» The problem: Wherever "单兵战斗力" shows up in the records below, copy the whole line.

» Records for processing:
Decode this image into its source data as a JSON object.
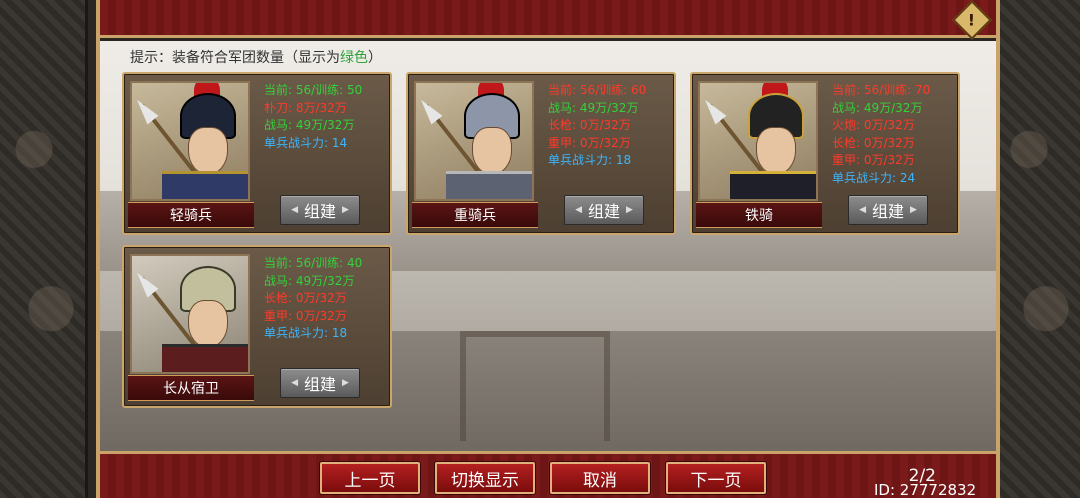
{
  "hint": {
    "prefix": "提示：装备符合军团数量（显示为",
    "green_word": "绿色",
    "suffix": "）"
  },
  "units": [
    {
      "name": "轻骑兵",
      "portrait": "light-cavalry-portrait",
      "stats": [
        {
          "label": "当前: 56/训练: 50",
          "status": "ok"
        },
        {
          "label": "朴刀: 8万/32万",
          "status": "bad"
        },
        {
          "label": "战马: 49万/32万",
          "status": "ok"
        },
        {
          "label": "单兵战斗力: 14",
          "status": "blue"
        }
      ],
      "build_label": "组建"
    },
    {
      "name": "重骑兵",
      "portrait": "heavy-cavalry-portrait",
      "stats": [
        {
          "label": "当前: 56/训练: 60",
          "status": "bad"
        },
        {
          "label": "战马: 49万/32万",
          "status": "ok"
        },
        {
          "label": "长枪: 0万/32万",
          "status": "bad"
        },
        {
          "label": "重甲: 0万/32万",
          "status": "bad"
        },
        {
          "label": "单兵战斗力: 18",
          "status": "blue"
        }
      ],
      "build_label": "组建"
    },
    {
      "name": "铁骑",
      "portrait": "iron-cavalry-portrait",
      "stats": [
        {
          "label": "当前: 56/训练: 70",
          "status": "bad"
        },
        {
          "label": "战马: 49万/32万",
          "status": "ok"
        },
        {
          "label": "火炮: 0万/32万",
          "status": "bad"
        },
        {
          "label": "长枪: 0万/32万",
          "status": "bad"
        },
        {
          "label": "重甲: 0万/32万",
          "status": "bad"
        },
        {
          "label": "单兵战斗力: 24",
          "status": "blue"
        }
      ],
      "build_label": "组建"
    },
    {
      "name": "长从宿卫",
      "portrait": "guard-portrait",
      "stats": [
        {
          "label": "当前: 56/训练: 40",
          "status": "ok"
        },
        {
          "label": "战马: 49万/32万",
          "status": "ok"
        },
        {
          "label": "长枪: 0万/32万",
          "status": "bad"
        },
        {
          "label": "重甲: 0万/32万",
          "status": "bad"
        },
        {
          "label": "单兵战斗力: 18",
          "status": "blue"
        }
      ],
      "build_label": "组建"
    }
  ],
  "nav": {
    "prev": "上一页",
    "toggle": "切换显示",
    "cancel": "取消",
    "next": "下一页"
  },
  "page": "2/2",
  "uid": "ID: 27772832",
  "alert_icon": "!"
}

» Problem solution:
          "label": "单兵战斗力: 14",
          "label": "单兵战斗力: 18",
          "label": "单兵战斗力: 24",
          "label": "单兵战斗力: 18",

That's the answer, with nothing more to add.